Rise of The Prince… and enjoying it immensely. Might I say that, although you have classed it as Sci-Fi, it has strong mythological themes, and reads very much like a fantasy. Very clever of you, makes it suitable for a multitude of genre-lovers. I havent checked how you categorised this on Amazon to make the most of this interesting crossover combi thing you got going?
Thank you, you just made my day! I’m actually rewriting it at the moment, to add a couple of extra scenes (don’t worry, the plot stays the same). Just be sure to update the file in a few days!
As a small compensation for any trouble this may have caused you, I hope you’ll allow me to send you a gratis copy of Mad Water.
Now, to your question: I only described Pearseus as sci-fi at the very beginning, then “sci-fi/fantasy”, then “epic fantasy”. I think the latter captures the feel much better, but as you can see I did struggle for a while (it was a comment on the cover by MMJaye that made me realize I had to stop using both).
Branding is supposed to work best if you’re clear as to what your genre is, hence my dropping sci-fi. However, I’ve kept it as a keyword with Amazon, in the hope that crossover/mashup fans will appreciate the combo. Do you think I should have kept it?
I think you want to appeal to as many potential readers as possible! Therefore do what you have to do. There are no rules anymore, apart from doing your utmost to produce a quality product! I think branding it as a work of science fiction which will appeal to fantasy and mythology lovers alike is clear enough. Normally, I would NOT read science fiction but this has the other elements which I love. So you would have lost this reader. How many others might have been lost? If I searched for fantasy and mythology as key words and your book branded as science fiction came up, I probably wouldnt look at it. If I did, I’d ‘look inside’ and find classic science fiction for the opening chapters. So in that sense, just using key words wouldnt be enough. Just sayin… Dont under estimate the fantasy genre… it is less of a niche and has a greater audience than science fiction alone, I believe (can’t remember where I read that, though lol!)
Agreed. Underestimate fantasy? Not at all! If anything, I underestimate sci-fi, since that’s the tag that got dropped… 🙂
Oh shite! Didnt realise you’d dropped it completely! You might want to scoop it back up again! Actually, I am a complete newbie, so you might be better off ignoring my crazed ramblings… although I stand by saying the only rule nowadays is that there are no rules!
Lol – I love your Irish “shite”! We said it that way in Scotland, too. Now I’m nostalgic.
That’s the beauty of it; Indie publishing is so new that we’re all newbies. The best we can do is to listen to each other’s crazed ramblings! 🙂

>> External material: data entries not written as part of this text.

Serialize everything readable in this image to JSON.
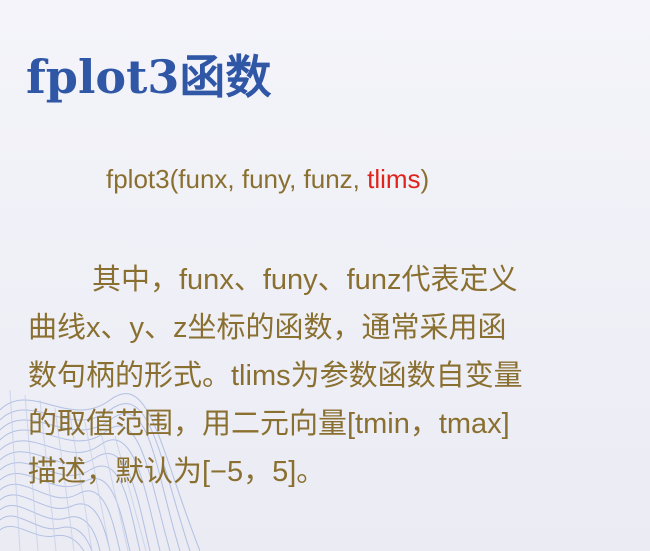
{
  "slide": {
    "title": "fplot3函数",
    "syntax": {
      "prefix": "fplot3(funx, funy, funz, ",
      "highlight": "tlims",
      "suffix": ")"
    },
    "description": "其中，funx、funy、funz代表定义曲线x、y、z坐标的函数，通常采用函数句柄的形式。tlims为参数函数自变量的取值范围，用二元向量[tmin，tmax]描述，默认为[−5，5]。"
  },
  "colors": {
    "title": "#2f57a6",
    "body": "#8a7030",
    "highlight": "#e0241b",
    "decor": "#9fb2dc"
  }
}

By the way, I just bought the 4 treasures of Eirean on Smashwords (wicked cover! *Loved* it!)
Ah… I wondered who that was lol! A thousand thank yous! And I sincerely hope you enjoy reading it.